If you are visiting for the first time, this post is part of the series “12 Days of Christmas With You in Heaven”. To learn more about this series, please click here. I am so thankful to have Brooke sharing how she will be including both of her daughters – in Heaven and on Earth – this Christmas.
The holidays are especially tricky for me because it was my December baby who died. 2010 shouldn’t have been Eliza’s first Christmas–she wasn’t due until January. But she arrived on December 6th–St. Nicholas’s Day–beautiful and still. The following weeks were a dark blur, and our already-lit Christmas tree sparkled away in the midst of the blackest days of sorrow and grief as I sat on the couch and my broken heart poured out in tears.

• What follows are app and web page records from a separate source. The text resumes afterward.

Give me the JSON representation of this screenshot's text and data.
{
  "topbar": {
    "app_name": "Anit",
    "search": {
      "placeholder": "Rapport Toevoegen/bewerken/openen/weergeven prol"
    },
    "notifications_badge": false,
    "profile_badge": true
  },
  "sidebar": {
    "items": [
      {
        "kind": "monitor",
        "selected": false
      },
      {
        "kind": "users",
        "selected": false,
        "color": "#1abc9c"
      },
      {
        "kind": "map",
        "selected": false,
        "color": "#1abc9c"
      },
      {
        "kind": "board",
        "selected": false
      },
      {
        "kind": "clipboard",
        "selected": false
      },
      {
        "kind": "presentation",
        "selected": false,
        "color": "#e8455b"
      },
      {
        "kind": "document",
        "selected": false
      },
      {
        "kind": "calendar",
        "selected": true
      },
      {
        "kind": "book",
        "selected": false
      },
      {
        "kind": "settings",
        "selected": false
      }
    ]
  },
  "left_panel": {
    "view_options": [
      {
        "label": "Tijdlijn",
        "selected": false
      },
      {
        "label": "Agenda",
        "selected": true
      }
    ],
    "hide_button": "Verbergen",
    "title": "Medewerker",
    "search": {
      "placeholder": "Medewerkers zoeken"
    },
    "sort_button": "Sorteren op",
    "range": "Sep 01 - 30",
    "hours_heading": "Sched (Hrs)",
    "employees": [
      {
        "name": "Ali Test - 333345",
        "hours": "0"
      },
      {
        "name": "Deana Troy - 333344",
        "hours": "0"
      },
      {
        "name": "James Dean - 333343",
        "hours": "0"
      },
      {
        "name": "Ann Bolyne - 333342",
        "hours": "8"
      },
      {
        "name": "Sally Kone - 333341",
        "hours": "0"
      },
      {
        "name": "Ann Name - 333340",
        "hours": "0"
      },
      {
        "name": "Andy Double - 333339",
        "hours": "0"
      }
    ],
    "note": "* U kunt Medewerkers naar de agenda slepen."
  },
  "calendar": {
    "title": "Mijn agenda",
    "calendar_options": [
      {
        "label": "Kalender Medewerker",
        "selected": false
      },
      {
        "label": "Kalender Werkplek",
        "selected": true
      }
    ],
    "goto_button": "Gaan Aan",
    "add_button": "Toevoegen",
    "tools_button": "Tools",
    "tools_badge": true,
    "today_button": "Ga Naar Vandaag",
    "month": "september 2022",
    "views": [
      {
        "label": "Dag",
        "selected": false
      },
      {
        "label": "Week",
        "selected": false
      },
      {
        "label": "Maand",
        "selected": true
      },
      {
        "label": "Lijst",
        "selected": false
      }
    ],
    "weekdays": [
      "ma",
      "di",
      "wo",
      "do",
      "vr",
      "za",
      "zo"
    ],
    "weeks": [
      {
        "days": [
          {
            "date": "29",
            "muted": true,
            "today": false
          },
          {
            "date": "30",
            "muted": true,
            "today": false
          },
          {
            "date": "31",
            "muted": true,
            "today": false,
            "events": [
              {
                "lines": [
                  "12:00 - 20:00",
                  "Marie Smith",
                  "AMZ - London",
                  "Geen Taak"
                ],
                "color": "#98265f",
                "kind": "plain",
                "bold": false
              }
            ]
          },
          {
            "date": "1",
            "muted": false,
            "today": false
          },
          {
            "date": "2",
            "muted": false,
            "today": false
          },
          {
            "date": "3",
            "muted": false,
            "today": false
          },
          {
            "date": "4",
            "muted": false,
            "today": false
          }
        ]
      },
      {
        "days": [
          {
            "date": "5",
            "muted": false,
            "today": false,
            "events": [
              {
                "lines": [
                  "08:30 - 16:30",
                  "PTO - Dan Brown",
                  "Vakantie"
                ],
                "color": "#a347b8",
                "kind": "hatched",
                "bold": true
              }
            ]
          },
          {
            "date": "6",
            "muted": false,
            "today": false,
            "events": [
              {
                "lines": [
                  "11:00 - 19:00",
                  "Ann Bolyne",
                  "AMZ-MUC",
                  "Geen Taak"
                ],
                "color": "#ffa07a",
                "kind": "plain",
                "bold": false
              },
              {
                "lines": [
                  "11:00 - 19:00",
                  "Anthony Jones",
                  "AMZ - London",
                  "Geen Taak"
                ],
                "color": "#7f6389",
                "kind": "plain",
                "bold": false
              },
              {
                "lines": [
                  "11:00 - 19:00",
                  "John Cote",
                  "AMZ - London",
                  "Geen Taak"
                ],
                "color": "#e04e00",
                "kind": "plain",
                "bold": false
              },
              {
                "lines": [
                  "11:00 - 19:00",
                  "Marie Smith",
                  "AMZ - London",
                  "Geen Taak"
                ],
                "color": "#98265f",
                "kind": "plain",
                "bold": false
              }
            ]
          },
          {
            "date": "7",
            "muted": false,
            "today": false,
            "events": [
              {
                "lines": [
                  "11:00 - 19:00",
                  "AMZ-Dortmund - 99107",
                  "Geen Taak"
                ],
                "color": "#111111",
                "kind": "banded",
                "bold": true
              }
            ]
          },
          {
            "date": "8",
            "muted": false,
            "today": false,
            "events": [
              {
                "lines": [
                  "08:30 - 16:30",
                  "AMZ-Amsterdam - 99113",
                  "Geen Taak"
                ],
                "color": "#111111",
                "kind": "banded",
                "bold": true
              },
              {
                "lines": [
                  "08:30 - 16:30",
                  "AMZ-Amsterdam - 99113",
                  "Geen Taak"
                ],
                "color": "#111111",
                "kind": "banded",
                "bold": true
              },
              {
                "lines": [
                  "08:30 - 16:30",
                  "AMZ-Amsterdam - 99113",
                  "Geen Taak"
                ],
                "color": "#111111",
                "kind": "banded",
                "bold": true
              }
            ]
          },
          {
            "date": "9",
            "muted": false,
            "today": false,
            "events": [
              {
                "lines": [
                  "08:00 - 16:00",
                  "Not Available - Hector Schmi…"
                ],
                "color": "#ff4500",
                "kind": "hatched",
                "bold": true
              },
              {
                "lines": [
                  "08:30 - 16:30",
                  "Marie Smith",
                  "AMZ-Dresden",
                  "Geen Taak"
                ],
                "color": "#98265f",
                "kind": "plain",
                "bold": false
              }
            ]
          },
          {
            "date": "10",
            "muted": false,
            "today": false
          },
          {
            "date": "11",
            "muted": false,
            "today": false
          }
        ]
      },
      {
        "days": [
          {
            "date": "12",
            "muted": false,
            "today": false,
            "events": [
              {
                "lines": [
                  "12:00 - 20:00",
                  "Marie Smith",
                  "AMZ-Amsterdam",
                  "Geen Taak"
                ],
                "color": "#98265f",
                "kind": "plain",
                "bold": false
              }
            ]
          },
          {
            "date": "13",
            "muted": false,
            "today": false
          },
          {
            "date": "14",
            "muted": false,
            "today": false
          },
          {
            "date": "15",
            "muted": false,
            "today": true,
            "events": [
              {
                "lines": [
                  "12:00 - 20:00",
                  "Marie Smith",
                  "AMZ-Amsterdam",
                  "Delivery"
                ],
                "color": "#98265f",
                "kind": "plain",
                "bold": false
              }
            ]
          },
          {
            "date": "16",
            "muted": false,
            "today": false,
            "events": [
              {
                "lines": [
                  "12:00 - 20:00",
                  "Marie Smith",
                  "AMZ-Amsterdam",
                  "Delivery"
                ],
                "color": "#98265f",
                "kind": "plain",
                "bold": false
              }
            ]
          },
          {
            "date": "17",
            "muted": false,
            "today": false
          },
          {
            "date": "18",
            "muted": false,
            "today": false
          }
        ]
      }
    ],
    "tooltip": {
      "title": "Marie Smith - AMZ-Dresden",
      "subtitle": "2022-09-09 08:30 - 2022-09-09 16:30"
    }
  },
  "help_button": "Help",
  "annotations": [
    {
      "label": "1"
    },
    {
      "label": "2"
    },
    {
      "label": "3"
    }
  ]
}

The following year, my husband and I decided we would have none of it. If I couldn’t have Eliza, I wouldn’t have Christmas either. No tree. No lights. No gifts. No music. Instead of going home to our families’ traditional Christmas celebrations, we flew the country. Escaped to Mexico, where the sunshine and ocean water felt healing in a way that the carols and evergreen couldn’t, simply because they had born witness to our grief the year before.
This year we are approaching the holidays with caution. We had another baby girl in June and on her first Christmas, our baby Caroline will be a bright-eyed, pink-cheeked six-month-old. She won’t remember this holiday, but we will. So this year we have to find a way to negotiate a space for the pain and sorrow of our loss among the joy and gratitude for all we have. One thing that is important to both of us is that we incorporate into the holiday festivities some quiet moments to remember and reflect and honor Eliza, this year, and in Christmases to come.
Each December in our community, there is a candlelight vigil held to honor the memory of children we have lost. It happens to occur on Eliza’s birthday each year, and we plan to do our best each year to set aside that evening to be together as a family, to remember our first baby girl, and to abide with those whose grief is fresh and overwhelming. It’s important to me that Caroline attend these events because I don’t think our sadness should be locked away. I want her to understand and respect the grief of others as well, and to see the public acknowledgement of loss as a positive, meaningful, and beautiful tradition.
As Caroline gets older, we will modify a tradition we had planned to do with our children before I ever got pregnant. We’ll participate in a toy drive for children in need, and each year one toy we give will be for a little girl who is the age Eliza would have been. When Caroline is old enough, we’ll let her choose the toy herself, and we’ll talk about her sister, whom we miss, and why we want to give to others in the spirit of the season.
At home when we decorate our tree, we include many ornaments that were personalized for Eliza. Trimming the tree is a holiday tradition that I love, as we collect ornaments that have special meaning for us, representing vacations we have taken or special milestones in our lives. We talk about each ornament and reminisce as we decorate. I look forward to this time as a way to talk lightly with Caroline about her sister. I want to be sure that the traditions that involve Eliza’s memory are not all somber moments.
Each year in Eliza’s honor, we make a substantial donation to a charity. Eventually, I want Caroline to help us choose which charity or charities we want to give to in a particular year. I think it will be a great opportunity to instill the important messages about helping others, but also to talk about how those we love live on after death in the good works we do in their name.
When Eliza was stillborn, I was afraid that in addition to losing my child, I’d also lost the joy of what had been my favorite time of year. I thought that Christmas would be forever ruined by its association with her death. It’s true that there will always be sadness intermingled with the sparkle of the season. There’s no way around that. But now I can also see that the meaning of Christmas for my family can be deepened, and maybe even sweetened, by her birth and our ongoing love for her. It is my hope that our understanding of how lucky we are, how much we have to give, and how much we stand to gain when we open our hearts to others will be Eliza’s ongoing gift to us and to her little sister.